Record set =
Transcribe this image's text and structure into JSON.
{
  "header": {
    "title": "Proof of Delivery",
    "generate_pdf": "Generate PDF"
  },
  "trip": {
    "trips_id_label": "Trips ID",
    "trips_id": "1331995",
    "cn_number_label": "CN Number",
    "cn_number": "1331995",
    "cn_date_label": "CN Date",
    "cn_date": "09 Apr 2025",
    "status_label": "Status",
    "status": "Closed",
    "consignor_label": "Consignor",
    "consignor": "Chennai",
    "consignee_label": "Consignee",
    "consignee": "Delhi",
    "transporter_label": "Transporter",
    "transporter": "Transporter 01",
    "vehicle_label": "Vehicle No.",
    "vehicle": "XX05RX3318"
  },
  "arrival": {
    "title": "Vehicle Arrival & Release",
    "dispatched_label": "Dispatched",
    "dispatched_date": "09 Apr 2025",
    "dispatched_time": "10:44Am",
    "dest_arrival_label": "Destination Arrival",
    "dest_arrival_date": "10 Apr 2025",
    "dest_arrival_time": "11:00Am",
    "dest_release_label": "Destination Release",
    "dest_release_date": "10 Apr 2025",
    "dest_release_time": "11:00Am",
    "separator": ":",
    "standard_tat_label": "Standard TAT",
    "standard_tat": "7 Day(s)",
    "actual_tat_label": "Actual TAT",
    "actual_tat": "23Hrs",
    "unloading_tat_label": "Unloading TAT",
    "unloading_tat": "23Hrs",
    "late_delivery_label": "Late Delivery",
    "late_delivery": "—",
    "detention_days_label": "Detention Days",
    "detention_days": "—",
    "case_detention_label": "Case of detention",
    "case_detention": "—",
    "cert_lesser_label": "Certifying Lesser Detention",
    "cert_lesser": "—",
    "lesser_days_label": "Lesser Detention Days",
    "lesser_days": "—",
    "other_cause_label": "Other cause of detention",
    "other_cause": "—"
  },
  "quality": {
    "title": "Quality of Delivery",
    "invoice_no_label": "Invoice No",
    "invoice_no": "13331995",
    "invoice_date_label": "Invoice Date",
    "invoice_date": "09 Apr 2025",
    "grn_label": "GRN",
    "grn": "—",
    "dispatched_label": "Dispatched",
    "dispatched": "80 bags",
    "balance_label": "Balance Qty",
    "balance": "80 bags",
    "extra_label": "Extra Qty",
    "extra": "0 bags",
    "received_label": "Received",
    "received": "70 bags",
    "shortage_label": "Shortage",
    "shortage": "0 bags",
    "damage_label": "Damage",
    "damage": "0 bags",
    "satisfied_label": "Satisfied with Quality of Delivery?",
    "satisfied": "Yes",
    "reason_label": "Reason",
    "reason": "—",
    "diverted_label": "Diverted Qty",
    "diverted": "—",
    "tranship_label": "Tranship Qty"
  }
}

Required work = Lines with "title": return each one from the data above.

Solution to the problem =
    "title": "Proof of Delivery",
    "title": "Vehicle Arrival & Release",
    "title": "Quality of Delivery",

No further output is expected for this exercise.